** Your instructions **
Every entry below is to be retyped exactly as it appears.

Website and app data records:
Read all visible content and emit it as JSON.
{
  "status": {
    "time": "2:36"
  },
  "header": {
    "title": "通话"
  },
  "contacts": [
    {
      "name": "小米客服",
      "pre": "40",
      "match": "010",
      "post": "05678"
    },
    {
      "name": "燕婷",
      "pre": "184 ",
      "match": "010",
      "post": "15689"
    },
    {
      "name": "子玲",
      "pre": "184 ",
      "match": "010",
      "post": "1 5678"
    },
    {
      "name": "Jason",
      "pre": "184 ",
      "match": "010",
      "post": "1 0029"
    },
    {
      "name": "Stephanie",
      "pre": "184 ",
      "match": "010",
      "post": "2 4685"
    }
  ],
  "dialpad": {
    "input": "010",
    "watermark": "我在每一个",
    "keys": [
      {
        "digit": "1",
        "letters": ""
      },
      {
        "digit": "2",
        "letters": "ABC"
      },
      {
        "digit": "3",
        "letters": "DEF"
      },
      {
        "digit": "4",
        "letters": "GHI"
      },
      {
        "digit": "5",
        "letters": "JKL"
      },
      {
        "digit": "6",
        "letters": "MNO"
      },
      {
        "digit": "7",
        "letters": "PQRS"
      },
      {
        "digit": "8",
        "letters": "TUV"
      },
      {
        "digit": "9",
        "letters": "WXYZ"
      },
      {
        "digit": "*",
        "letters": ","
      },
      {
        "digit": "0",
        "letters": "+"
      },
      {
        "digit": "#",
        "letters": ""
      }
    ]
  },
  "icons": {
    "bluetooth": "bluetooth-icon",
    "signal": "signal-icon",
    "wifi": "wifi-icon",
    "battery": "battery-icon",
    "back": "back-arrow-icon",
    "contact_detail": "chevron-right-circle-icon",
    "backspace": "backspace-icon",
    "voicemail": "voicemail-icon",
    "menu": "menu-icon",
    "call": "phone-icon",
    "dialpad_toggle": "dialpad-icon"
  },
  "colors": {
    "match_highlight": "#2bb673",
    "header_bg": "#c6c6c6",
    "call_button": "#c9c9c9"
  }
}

** Exercise output **
Read all visible content and emit it as JSON.
{
  "status": {
    "time": "2:36"
  },
  "header": {
    "title": "通话"
  },
  "contacts": [
    {
      "name": "小米客服",
      "pre": "40",
      "match": "010",
      "post": "05678"
    },
    {
      "name": "燕婷",
      "pre": "184 ",
      "match": "010",
      "post": "15689"
    },
    {
      "name": "子玲",
      "pre": "184 ",
      "match": "010",
      "post": "1 5678"
    },
    {
      "name": "Jason",
      "pre": "184 ",
      "match": "010",
      "post": "1 0029"
    },
    {
      "name": "Stephanie",
      "pre": "184 ",
      "match": "010",
      "post": "2 4685"
    }
  ],
  "dialpad": {
    "input": "010",
    "watermark": "我在每一个",
    "keys": [
      {
        "digit": "1",
        "letters": ""
      },
      {
        "digit": "2",
        "letters": "ABC"
      },
      {
        "digit": "3",
        "letters": "DEF"
      },
      {
        "digit": "4",
        "letters": "GHI"
      },
      {
        "digit": "5",
        "letters": "JKL"
      },
      {
        "digit": "6",
        "letters": "MNO"
      },
      {
        "digit": "7",
        "letters": "PQRS"
      },
      {
        "digit": "8",
        "letters": "TUV"
      },
      {
        "digit": "9",
        "letters": "WXYZ"
      },
      {
        "digit": "*",
        "letters": ","
      },
      {
        "digit": "0",
        "letters": "+"
      },
      {
        "digit": "#",
        "letters": ""
      }
    ]
  },
  "icons": {
    "bluetooth": "bluetooth-icon",
    "signal": "signal-icon",
    "wifi": "wifi-icon",
    "battery": "battery-icon",
    "back": "back-arrow-icon",
    "contact_detail": "chevron-right-circle-icon",
    "backspace": "backspace-icon",
    "voicemail": "voicemail-icon",
    "menu": "menu-icon",
    "call": "phone-icon",
    "dialpad_toggle": "dialpad-icon"
  },
  "colors": {
    "match_highlight": "#2bb673",
    "header_bg": "#c6c6c6",
    "call_button": "#c9c9c9"
  }
}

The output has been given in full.